### WHAT YOU SHOULD DO
Copy every record below, exactly as written.

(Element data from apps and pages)
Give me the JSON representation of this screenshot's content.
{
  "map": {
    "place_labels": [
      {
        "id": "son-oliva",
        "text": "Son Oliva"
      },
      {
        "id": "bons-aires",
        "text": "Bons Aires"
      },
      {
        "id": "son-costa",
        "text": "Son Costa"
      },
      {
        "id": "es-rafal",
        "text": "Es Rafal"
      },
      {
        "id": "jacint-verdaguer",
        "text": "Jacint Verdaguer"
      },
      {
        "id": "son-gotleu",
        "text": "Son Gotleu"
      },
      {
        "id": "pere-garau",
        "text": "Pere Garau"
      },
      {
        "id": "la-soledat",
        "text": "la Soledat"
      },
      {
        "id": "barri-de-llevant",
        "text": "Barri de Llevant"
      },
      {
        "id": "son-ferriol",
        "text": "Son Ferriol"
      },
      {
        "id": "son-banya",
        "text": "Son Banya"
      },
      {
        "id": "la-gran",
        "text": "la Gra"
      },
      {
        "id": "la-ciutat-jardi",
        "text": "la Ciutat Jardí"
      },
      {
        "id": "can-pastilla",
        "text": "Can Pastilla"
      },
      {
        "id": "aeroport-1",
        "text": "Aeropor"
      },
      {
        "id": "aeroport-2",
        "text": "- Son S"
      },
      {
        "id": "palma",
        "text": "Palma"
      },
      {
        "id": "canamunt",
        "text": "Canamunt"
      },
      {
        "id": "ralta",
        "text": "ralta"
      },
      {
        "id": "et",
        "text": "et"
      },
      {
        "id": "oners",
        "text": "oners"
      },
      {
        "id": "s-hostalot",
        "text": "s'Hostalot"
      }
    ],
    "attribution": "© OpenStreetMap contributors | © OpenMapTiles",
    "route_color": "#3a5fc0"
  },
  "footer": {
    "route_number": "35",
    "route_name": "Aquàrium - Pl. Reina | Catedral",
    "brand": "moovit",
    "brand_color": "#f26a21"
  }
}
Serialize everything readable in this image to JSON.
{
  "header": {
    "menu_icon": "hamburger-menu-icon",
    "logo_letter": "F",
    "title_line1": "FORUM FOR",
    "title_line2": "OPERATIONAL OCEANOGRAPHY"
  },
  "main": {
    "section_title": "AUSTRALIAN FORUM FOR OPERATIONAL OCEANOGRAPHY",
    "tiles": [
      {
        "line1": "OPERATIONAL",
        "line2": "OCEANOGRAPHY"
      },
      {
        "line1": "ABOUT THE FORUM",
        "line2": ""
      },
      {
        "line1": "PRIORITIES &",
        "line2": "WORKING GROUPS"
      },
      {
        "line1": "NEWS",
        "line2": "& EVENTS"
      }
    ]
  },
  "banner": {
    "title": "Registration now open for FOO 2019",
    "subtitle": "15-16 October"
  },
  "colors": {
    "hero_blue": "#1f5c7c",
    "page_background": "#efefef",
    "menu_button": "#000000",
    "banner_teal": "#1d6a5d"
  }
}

### RESPONSE
Give me the JSON representation of this screenshot's content.
{
  "map": {
    "place_labels": [
      {
        "id": "son-oliva",
        "text": "Son Oliva"
      },
      {
        "id": "bons-aires",
        "text": "Bons Aires"
      },
      {
        "id": "son-costa",
        "text": "Son Costa"
      },
      {
        "id": "es-rafal",
        "text": "Es Rafal"
      },
      {
        "id": "jacint-verdaguer",
        "text": "Jacint Verdaguer"
      },
      {
        "id": "son-gotleu",
        "text": "Son Gotleu"
      },
      {
        "id": "pere-garau",
        "text": "Pere Garau"
      },
      {
        "id": "la-soledat",
        "text": "la Soledat"
      },
      {
        "id": "barri-de-llevant",
        "text": "Barri de Llevant"
      },
      {
        "id": "son-ferriol",
        "text": "Son Ferriol"
      },
      {
        "id": "son-banya",
        "text": "Son Banya"
      },
      {
        "id": "la-gran",
        "text": "la Gra"
      },
      {
        "id": "la-ciutat-jardi",
        "text": "la Ciutat Jardí"
      },
      {
        "id": "can-pastilla",
        "text": "Can Pastilla"
      },
      {
        "id": "aeroport-1",
        "text": "Aeropor"
      },
      {
        "id": "aeroport-2",
        "text": "- Son S"
      },
      {
        "id": "palma",
        "text": "Palma"
      },
      {
        "id": "canamunt",
        "text": "Canamunt"
      },
      {
        "id": "ralta",
        "text": "ralta"
      },
      {
        "id": "et",
        "text": "et"
      },
      {
        "id": "oners",
        "text": "oners"
      },
      {
        "id": "s-hostalot",
        "text": "s'Hostalot"
      }
    ],
    "attribution": "© OpenStreetMap contributors | © OpenMapTiles",
    "route_color": "#3a5fc0"
  },
  "footer": {
    "route_number": "35",
    "route_name": "Aquàrium - Pl. Reina | Catedral",
    "brand": "moovit",
    "brand_color": "#f26a21"
  }
}
Serialize everything readable in this image to JSON.
{
  "header": {
    "menu_icon": "hamburger-menu-icon",
    "logo_letter": "F",
    "title_line1": "FORUM FOR",
    "title_line2": "OPERATIONAL OCEANOGRAPHY"
  },
  "main": {
    "section_title": "AUSTRALIAN FORUM FOR OPERATIONAL OCEANOGRAPHY",
    "tiles": [
      {
        "line1": "OPERATIONAL",
        "line2": "OCEANOGRAPHY"
      },
      {
        "line1": "ABOUT THE FORUM",
        "line2": ""
      },
      {
        "line1": "PRIORITIES &",
        "line2": "WORKING GROUPS"
      },
      {
        "line1": "NEWS",
        "line2": "& EVENTS"
      }
    ]
  },
  "banner": {
    "title": "Registration now open for FOO 2019",
    "subtitle": "15-16 October"
  },
  "colors": {
    "hero_blue": "#1f5c7c",
    "page_background": "#efefef",
    "menu_button": "#000000",
    "banner_teal": "#1d6a5d"
  }
}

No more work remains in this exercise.